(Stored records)

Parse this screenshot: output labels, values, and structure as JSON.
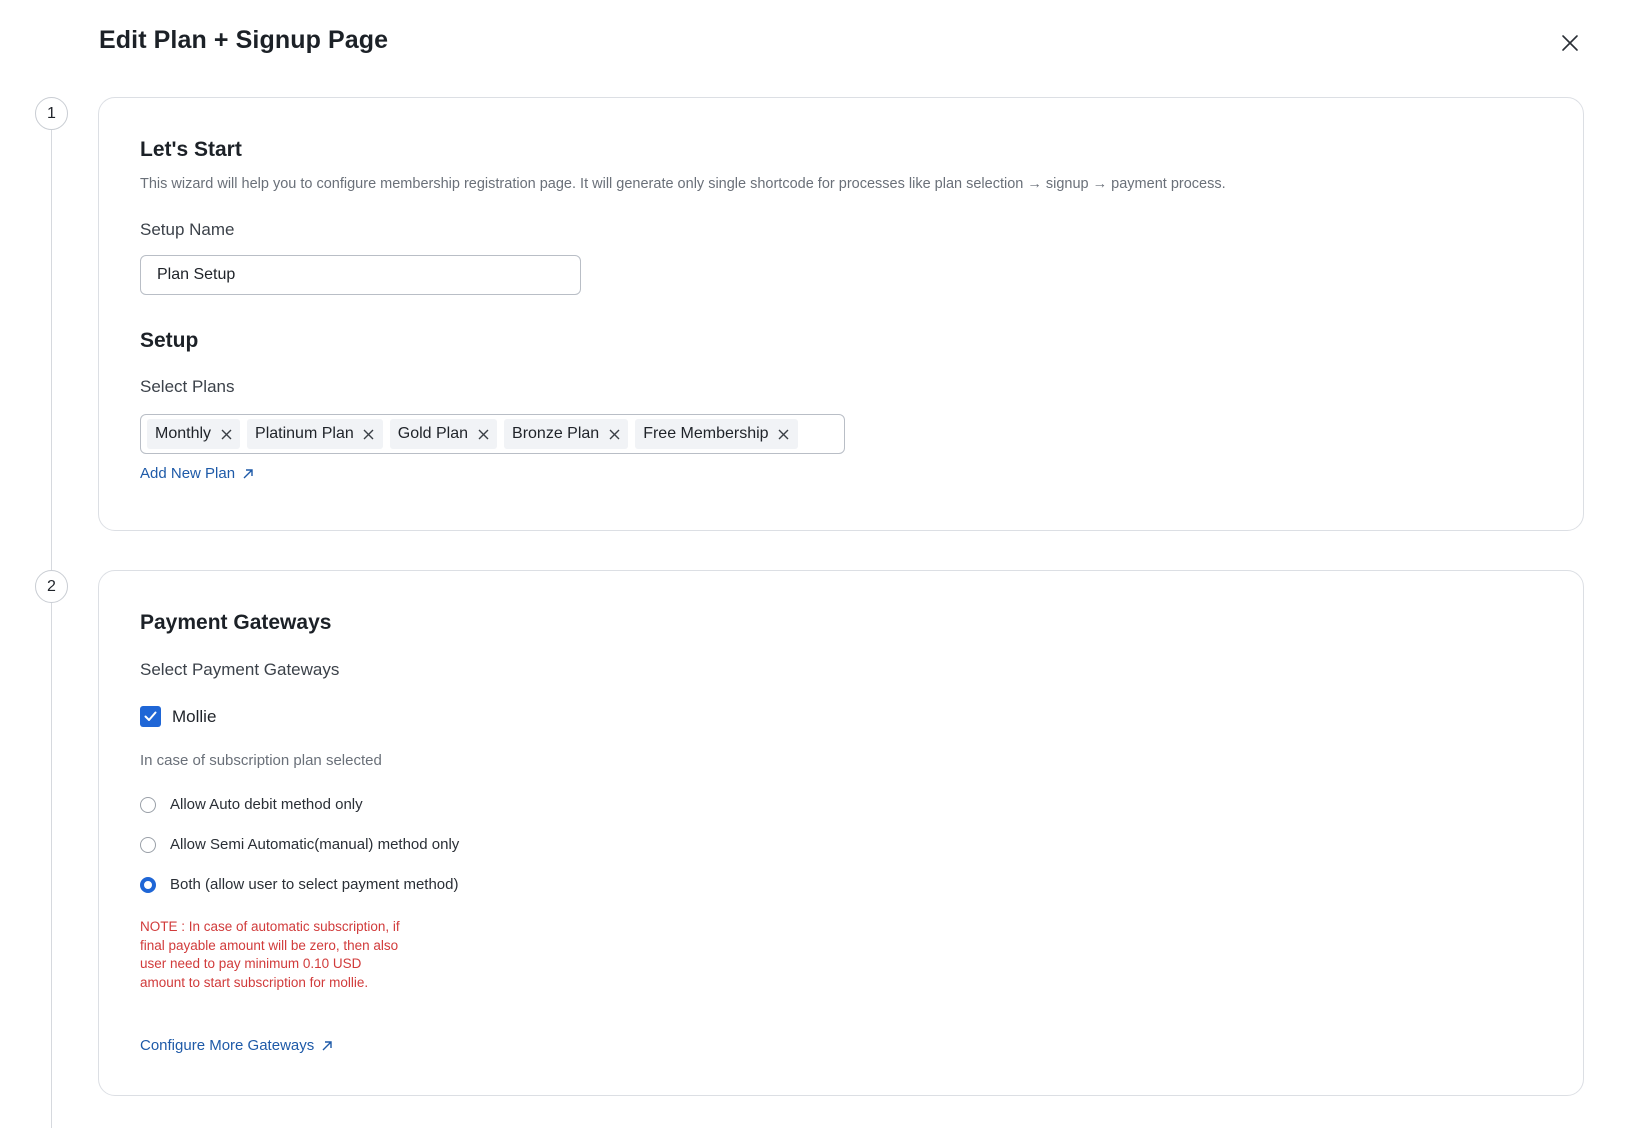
{
  "page": {
    "title": "Edit Plan + Signup Page"
  },
  "steps": [
    "1",
    "2"
  ],
  "lets_start": {
    "heading": "Let's Start",
    "description": "This wizard will help you to configure membership registration page. It will generate only single shortcode for processes like plan selection → signup → payment process.",
    "setup_name_label": "Setup Name",
    "setup_name_value": "Plan Setup"
  },
  "setup": {
    "heading": "Setup",
    "select_plans_label": "Select Plans",
    "plans": [
      "Monthly",
      "Platinum Plan",
      "Gold Plan",
      "Bronze Plan",
      "Free Membership"
    ],
    "add_new_plan_link": "Add New Plan"
  },
  "payment": {
    "heading": "Payment Gateways",
    "select_label": "Select Payment Gateways",
    "gateway_label": "Mollie",
    "gateway_checked": true,
    "subscription_label": "In case of subscription plan selected",
    "options": [
      {
        "label": "Allow Auto debit method only",
        "checked": false
      },
      {
        "label": "Allow Semi Automatic(manual) method only",
        "checked": false
      },
      {
        "label": "Both (allow user to select payment method)",
        "checked": true
      }
    ],
    "note": "NOTE : In case of automatic subscription, if final payable amount will be zero, then also user need to pay minimum 0.10 USD amount to start subscription for mollie.",
    "configure_link": "Configure More Gateways"
  },
  "colors": {
    "accent": "#1f66d6",
    "link": "#1e5aa8",
    "note": "#d13b3b"
  },
  "icons": {
    "close": "close-icon",
    "tag_remove": "tag-remove-icon",
    "external": "external-link-icon",
    "check": "check-icon"
  }
}
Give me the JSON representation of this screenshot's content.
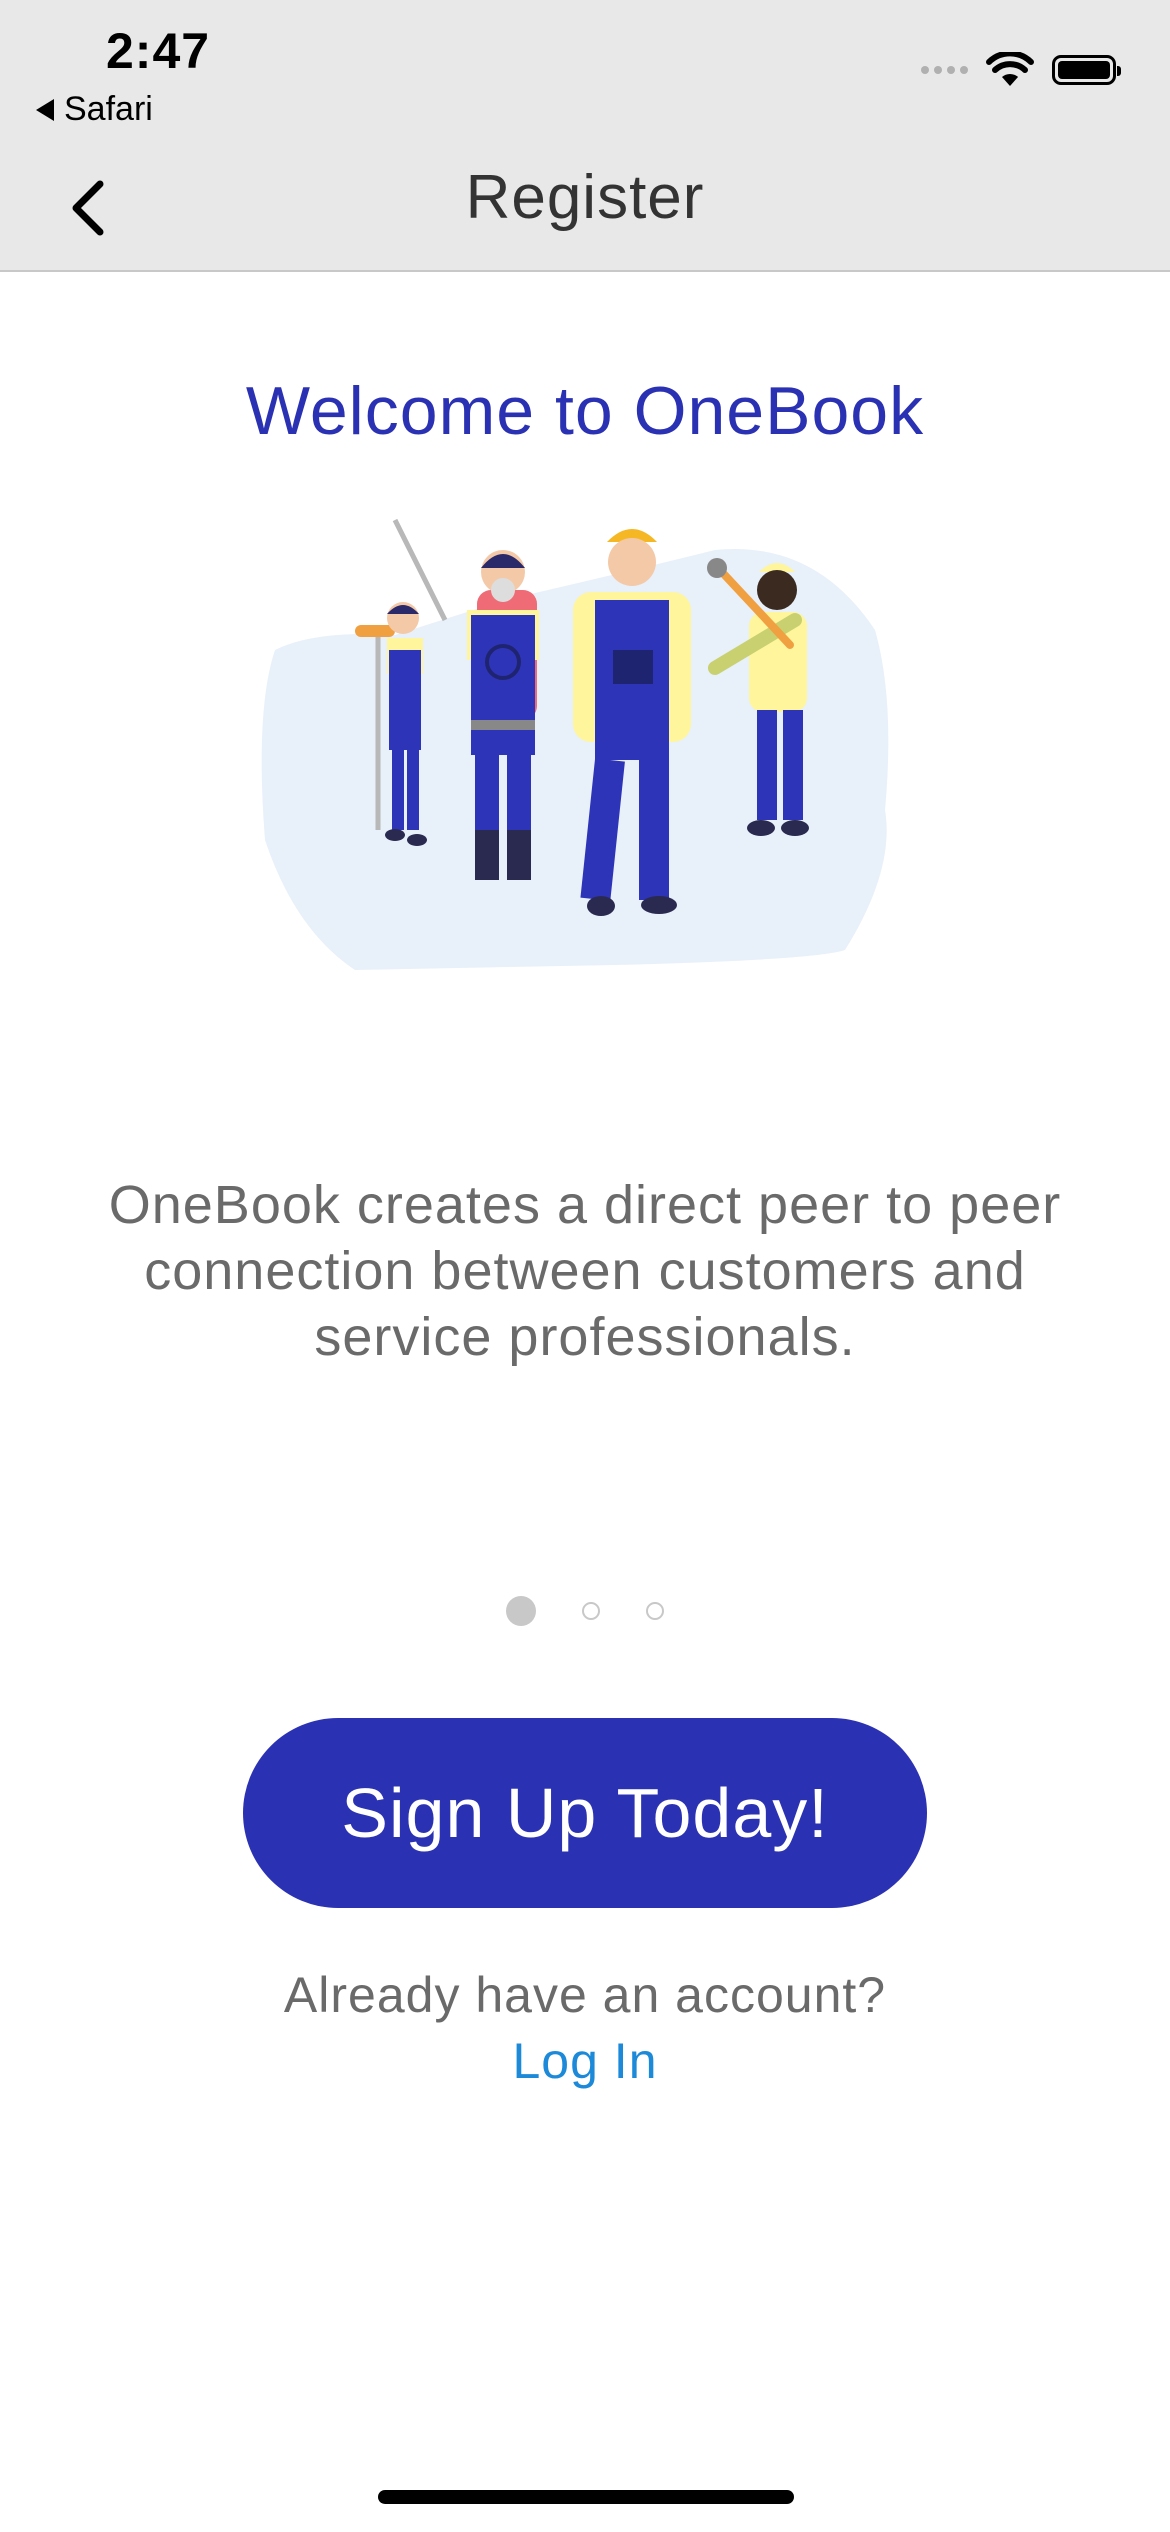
{
  "status_bar": {
    "time": "2:47",
    "back_app_label": "Safari"
  },
  "nav": {
    "title": "Register"
  },
  "welcome": {
    "heading": "Welcome to OneBook",
    "description": "OneBook creates a direct peer to peer connection between customers and service professionals."
  },
  "pager": {
    "page_count": 3,
    "active_index": 0
  },
  "actions": {
    "signup_label": "Sign Up Today!",
    "already_text": "Already have an account?",
    "login_label": "Log In"
  },
  "colors": {
    "brand": "#2b31b3",
    "link": "#1c8ad8",
    "body_text": "#6a6a6a"
  }
}
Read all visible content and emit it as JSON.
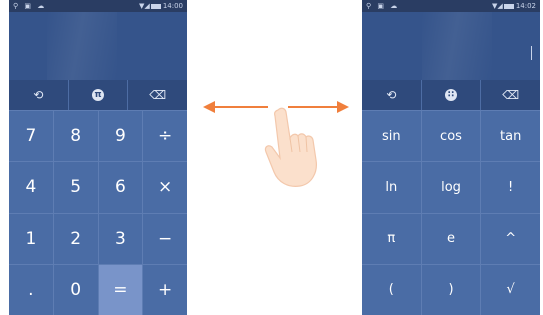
{
  "left_phone": {
    "status": {
      "icons_left": "⚲ ▣ ☁",
      "time": "14:00"
    },
    "function_buttons": [
      {
        "icon": "history-icon",
        "glyph": "⟲"
      },
      {
        "icon": "pi-icon",
        "glyph": "π"
      },
      {
        "icon": "backspace-icon",
        "glyph": "⌫"
      }
    ],
    "keys": [
      "7",
      "8",
      "9",
      "÷",
      "4",
      "5",
      "6",
      "×",
      "1",
      "2",
      "3",
      "−",
      ".",
      "0",
      "=",
      "+"
    ]
  },
  "right_phone": {
    "status": {
      "icons_left": "⚲ ▣ ☁",
      "time": "14:02"
    },
    "function_buttons": [
      {
        "icon": "history-icon",
        "glyph": "⟲"
      },
      {
        "icon": "digits-icon",
        "glyph": "∷"
      },
      {
        "icon": "backspace-icon",
        "glyph": "⌫"
      }
    ],
    "keys": [
      "sin",
      "cos",
      "tan",
      "ln",
      "log",
      "!",
      "π",
      "e",
      "^",
      "(",
      ")",
      "√"
    ]
  },
  "gesture": {
    "icon": "swipe-hand-icon",
    "arrow": "double-headed-arrow",
    "color": "#f07f3c"
  },
  "colors": {
    "panel": "#4a6ca5",
    "display": "#35548b",
    "statusbar": "#2a3d63",
    "equals": "#7994c9"
  }
}
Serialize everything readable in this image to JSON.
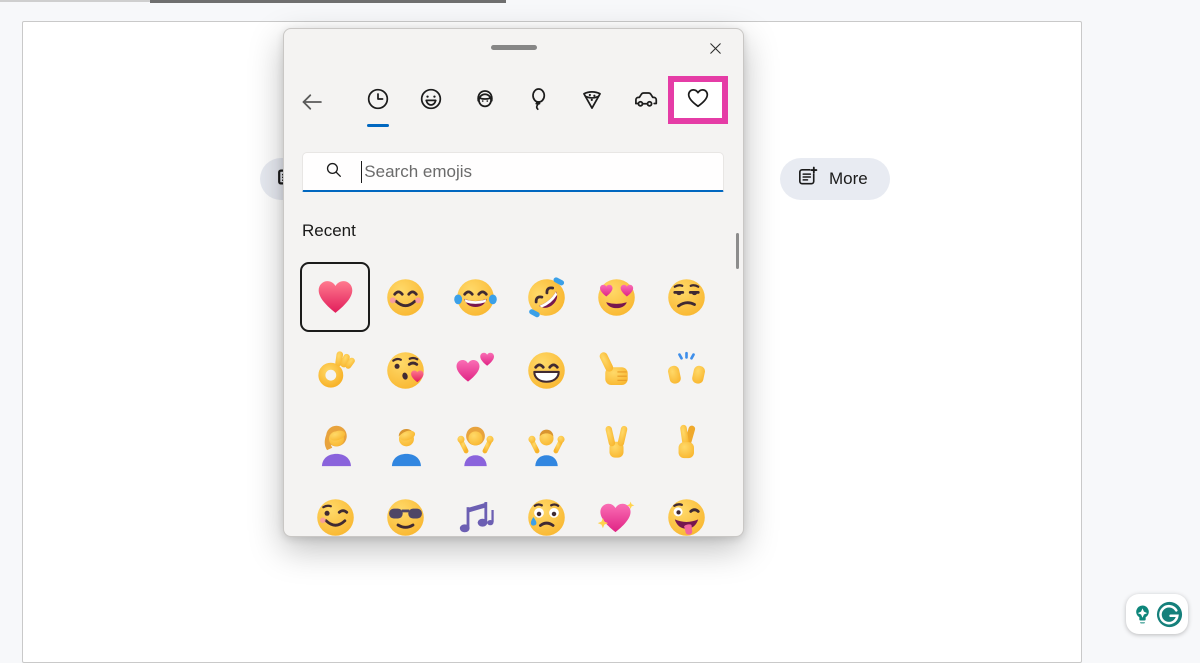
{
  "colors": {
    "accent_blue": "#0067C0",
    "highlight_magenta": "#E53CA6",
    "selected_border": "#1B1B1B",
    "pill_background": "#E8EBF2",
    "grammarly_green": "#15807B",
    "grammarly_teal": "#0E867B"
  },
  "canvas_toolbar": {
    "more_label": "More"
  },
  "emoji_picker": {
    "search": {
      "placeholder": "Search emojis",
      "value": ""
    },
    "section_title": "Recent",
    "categories": [
      {
        "name": "recent",
        "icon": "clock-icon",
        "active": true
      },
      {
        "name": "smileys",
        "icon": "smiley-icon"
      },
      {
        "name": "people",
        "icon": "person-icon"
      },
      {
        "name": "celebrations",
        "icon": "balloon-icon"
      },
      {
        "name": "food",
        "icon": "pizza-icon"
      },
      {
        "name": "vehicles",
        "icon": "car-icon"
      },
      {
        "name": "symbols",
        "icon": "heart-outline-icon",
        "highlighted": true
      }
    ],
    "emojis": [
      {
        "name": "red-heart",
        "char": "❤️",
        "icon": "heart",
        "selected": true
      },
      {
        "name": "smiling-face-with-smiling-eyes",
        "char": "😊",
        "icon": "smile"
      },
      {
        "name": "face-with-tears-of-joy",
        "char": "😂",
        "icon": "joy"
      },
      {
        "name": "rolling-on-the-floor-laughing",
        "char": "🤣",
        "icon": "rofl"
      },
      {
        "name": "smiling-face-with-heart-eyes",
        "char": "😍",
        "icon": "hearteyes"
      },
      {
        "name": "unamused-face",
        "char": "😒",
        "icon": "unamused"
      },
      {
        "name": "ok-hand",
        "char": "👌",
        "icon": "ok"
      },
      {
        "name": "face-blowing-a-kiss",
        "char": "😘",
        "icon": "kiss"
      },
      {
        "name": "two-hearts",
        "char": "💕",
        "icon": "twohearts"
      },
      {
        "name": "beaming-face-with-smiling-eyes",
        "char": "😁",
        "icon": "grin"
      },
      {
        "name": "thumbs-up",
        "char": "👍",
        "icon": "thumbsup"
      },
      {
        "name": "raising-hands",
        "char": "🙌",
        "icon": "raisinghands"
      },
      {
        "name": "woman-facepalming",
        "char": "🤦‍♀️",
        "icon": "facepalm-w"
      },
      {
        "name": "man-facepalming",
        "char": "🤦‍♂️",
        "icon": "facepalm-m"
      },
      {
        "name": "woman-shrugging",
        "char": "🤷‍♀️",
        "icon": "shrug-w"
      },
      {
        "name": "man-shrugging",
        "char": "🤷‍♂️",
        "icon": "shrug-m"
      },
      {
        "name": "victory-hand",
        "char": "✌️",
        "icon": "victory"
      },
      {
        "name": "crossed-fingers",
        "char": "🤞",
        "icon": "crossed"
      },
      {
        "name": "winking-face",
        "char": "😉",
        "icon": "wink"
      },
      {
        "name": "smiling-face-with-sunglasses",
        "char": "😎",
        "icon": "cool"
      },
      {
        "name": "musical-notes",
        "char": "🎶",
        "icon": "notes"
      },
      {
        "name": "crying-face",
        "char": "😢",
        "icon": "cry"
      },
      {
        "name": "sparkling-heart",
        "char": "💖",
        "icon": "sparkheart"
      },
      {
        "name": "winking-face-with-tongue",
        "char": "😜",
        "icon": "zany"
      }
    ]
  }
}
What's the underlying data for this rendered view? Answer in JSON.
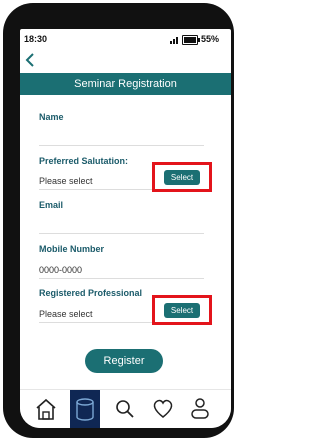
{
  "status": {
    "time": "18:30",
    "battery": "55%"
  },
  "header": {
    "title": "Seminar Registration"
  },
  "form": {
    "name_label": "Name",
    "salutation_label": "Preferred Salutation:",
    "salutation_value": "Please select",
    "salutation_button": "Select",
    "email_label": "Email",
    "mobile_label": "Mobile Number",
    "mobile_value": "0000-0000",
    "professional_label": "Registered Professional",
    "professional_value": "Please select",
    "professional_button": "Select",
    "register_button": "Register"
  },
  "tabs": [
    {
      "icon": "home-icon"
    },
    {
      "icon": "database-icon",
      "active": true
    },
    {
      "icon": "search-icon"
    },
    {
      "icon": "heart-icon"
    },
    {
      "icon": "user-icon"
    }
  ],
  "colors": {
    "accent": "#1b6f73",
    "highlight": "#e3141b",
    "active_tab": "#0f2754"
  }
}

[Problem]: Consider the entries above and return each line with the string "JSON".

[Response to this exercise]:
Parse this screenshot: output labels, values, and structure as JSON.
Give me the JSON representation of this screenshot's content.
Read all visible content and emit it as JSON.
Serialize everything readable in this image to JSON.
What's the underlying data for this rendered view? Answer in JSON.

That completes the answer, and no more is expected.